> [EXERCISE BRIEF] Look through the data below. Collect every line where the word "active" occurs.

> [Web page and app entries]
════════════════

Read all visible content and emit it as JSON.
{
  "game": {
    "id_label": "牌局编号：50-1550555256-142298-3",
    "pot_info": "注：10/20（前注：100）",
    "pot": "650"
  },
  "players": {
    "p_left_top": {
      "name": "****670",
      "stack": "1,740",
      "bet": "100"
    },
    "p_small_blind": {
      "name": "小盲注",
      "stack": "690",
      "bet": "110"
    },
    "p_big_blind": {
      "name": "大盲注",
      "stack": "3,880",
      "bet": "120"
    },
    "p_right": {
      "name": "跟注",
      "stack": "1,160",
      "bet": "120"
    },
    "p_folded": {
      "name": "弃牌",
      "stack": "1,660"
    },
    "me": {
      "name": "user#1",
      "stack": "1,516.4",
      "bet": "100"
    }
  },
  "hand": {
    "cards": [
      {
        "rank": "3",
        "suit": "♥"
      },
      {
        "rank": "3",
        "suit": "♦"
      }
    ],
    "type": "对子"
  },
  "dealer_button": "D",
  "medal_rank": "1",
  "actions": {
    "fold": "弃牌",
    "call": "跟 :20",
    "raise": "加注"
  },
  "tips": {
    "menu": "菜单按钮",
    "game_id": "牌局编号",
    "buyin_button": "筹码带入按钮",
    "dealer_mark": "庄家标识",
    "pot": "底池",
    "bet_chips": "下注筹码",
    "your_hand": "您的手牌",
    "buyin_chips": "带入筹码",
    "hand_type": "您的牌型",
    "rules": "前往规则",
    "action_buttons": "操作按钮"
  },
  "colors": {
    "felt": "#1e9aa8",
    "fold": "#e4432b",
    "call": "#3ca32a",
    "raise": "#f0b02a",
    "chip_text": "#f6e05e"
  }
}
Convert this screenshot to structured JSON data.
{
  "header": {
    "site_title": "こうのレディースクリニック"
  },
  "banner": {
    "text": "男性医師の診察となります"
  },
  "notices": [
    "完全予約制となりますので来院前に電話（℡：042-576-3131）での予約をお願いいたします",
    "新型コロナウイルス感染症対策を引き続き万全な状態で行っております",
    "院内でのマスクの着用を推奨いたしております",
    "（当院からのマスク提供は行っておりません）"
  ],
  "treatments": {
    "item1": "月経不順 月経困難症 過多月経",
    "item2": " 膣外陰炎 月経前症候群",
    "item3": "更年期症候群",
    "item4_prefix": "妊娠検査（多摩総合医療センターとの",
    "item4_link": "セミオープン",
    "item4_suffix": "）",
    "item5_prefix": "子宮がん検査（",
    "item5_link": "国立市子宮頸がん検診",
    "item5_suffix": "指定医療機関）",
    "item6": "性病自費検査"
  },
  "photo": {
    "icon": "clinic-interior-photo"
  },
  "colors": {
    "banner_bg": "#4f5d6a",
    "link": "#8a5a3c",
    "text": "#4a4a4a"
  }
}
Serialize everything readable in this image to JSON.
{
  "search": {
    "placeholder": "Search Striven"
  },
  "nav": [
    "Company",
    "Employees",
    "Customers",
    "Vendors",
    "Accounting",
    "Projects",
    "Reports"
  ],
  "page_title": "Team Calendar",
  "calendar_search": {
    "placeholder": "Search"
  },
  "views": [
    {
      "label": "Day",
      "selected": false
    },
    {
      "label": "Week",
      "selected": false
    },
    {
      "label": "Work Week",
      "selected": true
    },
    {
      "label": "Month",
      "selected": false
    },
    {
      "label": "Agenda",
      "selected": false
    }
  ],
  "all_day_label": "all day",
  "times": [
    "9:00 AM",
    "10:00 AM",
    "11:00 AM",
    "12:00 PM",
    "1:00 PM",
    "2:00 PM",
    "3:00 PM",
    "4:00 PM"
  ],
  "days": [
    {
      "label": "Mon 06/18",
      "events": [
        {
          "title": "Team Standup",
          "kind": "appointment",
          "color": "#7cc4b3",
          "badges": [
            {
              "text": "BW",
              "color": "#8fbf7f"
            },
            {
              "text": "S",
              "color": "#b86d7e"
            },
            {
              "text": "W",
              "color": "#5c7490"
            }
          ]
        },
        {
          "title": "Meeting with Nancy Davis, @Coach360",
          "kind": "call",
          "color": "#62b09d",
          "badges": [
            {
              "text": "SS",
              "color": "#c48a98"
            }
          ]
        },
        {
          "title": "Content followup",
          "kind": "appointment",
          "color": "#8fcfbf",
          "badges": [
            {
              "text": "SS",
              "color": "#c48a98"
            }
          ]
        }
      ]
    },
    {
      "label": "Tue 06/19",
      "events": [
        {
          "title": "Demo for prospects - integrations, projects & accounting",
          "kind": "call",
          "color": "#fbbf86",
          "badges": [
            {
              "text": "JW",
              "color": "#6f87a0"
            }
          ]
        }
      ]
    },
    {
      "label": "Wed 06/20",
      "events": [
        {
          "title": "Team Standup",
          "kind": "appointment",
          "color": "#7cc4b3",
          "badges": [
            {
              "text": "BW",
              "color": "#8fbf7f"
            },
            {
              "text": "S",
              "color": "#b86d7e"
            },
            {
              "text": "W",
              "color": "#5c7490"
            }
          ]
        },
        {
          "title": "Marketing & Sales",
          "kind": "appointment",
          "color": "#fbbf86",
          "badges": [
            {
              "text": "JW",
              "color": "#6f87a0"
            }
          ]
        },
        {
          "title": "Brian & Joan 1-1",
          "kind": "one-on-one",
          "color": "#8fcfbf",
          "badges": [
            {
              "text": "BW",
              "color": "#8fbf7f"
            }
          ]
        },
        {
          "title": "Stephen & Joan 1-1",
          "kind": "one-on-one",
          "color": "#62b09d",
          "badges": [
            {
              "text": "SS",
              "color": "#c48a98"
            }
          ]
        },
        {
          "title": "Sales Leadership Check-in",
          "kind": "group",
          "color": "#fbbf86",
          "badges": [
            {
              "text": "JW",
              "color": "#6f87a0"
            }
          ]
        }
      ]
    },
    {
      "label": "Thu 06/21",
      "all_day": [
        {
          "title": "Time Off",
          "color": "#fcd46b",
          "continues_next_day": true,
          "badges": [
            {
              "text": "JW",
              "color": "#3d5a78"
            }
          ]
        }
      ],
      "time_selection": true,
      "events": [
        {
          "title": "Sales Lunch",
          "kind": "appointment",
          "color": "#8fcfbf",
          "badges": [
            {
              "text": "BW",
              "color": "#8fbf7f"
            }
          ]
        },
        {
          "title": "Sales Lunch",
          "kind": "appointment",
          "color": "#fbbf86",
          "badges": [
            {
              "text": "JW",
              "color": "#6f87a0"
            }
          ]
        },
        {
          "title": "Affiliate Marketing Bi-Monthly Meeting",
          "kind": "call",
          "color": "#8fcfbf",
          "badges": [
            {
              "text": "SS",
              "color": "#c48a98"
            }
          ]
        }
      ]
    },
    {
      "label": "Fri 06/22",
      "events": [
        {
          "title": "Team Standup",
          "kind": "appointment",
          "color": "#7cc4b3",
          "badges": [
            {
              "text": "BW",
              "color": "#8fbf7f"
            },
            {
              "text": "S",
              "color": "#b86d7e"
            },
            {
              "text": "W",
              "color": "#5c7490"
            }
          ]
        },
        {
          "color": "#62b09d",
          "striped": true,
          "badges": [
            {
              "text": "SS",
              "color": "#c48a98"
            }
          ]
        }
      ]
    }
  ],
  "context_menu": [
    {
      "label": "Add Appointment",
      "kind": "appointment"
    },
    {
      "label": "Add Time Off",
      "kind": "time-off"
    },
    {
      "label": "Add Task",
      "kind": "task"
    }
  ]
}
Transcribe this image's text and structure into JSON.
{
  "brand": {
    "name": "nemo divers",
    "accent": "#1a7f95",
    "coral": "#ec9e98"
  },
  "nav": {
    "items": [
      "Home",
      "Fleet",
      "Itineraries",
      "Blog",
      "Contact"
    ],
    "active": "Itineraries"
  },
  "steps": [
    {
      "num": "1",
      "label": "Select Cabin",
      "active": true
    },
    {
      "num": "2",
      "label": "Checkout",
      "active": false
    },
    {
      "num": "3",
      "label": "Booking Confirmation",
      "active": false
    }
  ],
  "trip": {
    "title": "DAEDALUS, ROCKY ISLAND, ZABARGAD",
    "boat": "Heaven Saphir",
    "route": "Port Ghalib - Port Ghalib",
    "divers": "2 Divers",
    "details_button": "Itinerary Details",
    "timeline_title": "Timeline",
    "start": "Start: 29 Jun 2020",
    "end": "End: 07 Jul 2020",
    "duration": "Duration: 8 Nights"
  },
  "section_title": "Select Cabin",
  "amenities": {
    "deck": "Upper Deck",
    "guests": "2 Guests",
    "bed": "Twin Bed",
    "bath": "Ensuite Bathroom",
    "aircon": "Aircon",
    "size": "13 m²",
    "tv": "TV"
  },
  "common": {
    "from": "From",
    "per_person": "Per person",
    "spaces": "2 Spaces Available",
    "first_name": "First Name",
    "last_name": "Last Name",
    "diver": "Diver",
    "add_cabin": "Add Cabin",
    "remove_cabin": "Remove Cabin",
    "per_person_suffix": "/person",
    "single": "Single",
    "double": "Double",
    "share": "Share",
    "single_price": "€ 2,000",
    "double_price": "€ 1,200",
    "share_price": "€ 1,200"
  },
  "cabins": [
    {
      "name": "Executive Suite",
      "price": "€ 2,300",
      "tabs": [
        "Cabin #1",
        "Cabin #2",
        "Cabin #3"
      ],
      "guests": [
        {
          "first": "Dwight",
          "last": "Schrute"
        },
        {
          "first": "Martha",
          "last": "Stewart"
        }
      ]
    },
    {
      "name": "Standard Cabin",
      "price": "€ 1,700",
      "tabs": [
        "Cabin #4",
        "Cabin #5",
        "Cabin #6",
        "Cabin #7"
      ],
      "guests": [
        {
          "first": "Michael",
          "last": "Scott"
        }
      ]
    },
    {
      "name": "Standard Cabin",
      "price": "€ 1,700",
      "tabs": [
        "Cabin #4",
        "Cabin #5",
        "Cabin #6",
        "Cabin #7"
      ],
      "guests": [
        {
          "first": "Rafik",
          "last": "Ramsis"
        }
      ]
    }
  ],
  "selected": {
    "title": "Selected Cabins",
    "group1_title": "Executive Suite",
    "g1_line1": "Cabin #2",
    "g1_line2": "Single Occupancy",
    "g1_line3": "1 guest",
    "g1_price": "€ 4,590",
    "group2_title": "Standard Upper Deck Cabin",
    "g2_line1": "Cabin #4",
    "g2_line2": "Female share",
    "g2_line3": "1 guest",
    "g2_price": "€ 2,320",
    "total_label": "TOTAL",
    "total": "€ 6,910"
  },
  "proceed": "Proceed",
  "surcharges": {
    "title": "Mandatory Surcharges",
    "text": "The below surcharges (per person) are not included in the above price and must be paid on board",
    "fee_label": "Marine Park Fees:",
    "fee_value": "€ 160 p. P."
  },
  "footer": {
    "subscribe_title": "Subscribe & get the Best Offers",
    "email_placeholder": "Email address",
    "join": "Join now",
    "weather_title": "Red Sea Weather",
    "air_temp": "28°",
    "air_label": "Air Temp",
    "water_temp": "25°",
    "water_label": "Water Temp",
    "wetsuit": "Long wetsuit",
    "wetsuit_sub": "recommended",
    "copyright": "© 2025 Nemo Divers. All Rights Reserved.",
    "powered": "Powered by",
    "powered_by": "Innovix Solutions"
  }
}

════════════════

> [ANSWER TO THE EXERCISE]
    "active": "Itineraries"
      "active": true
      "active": false
      "active": false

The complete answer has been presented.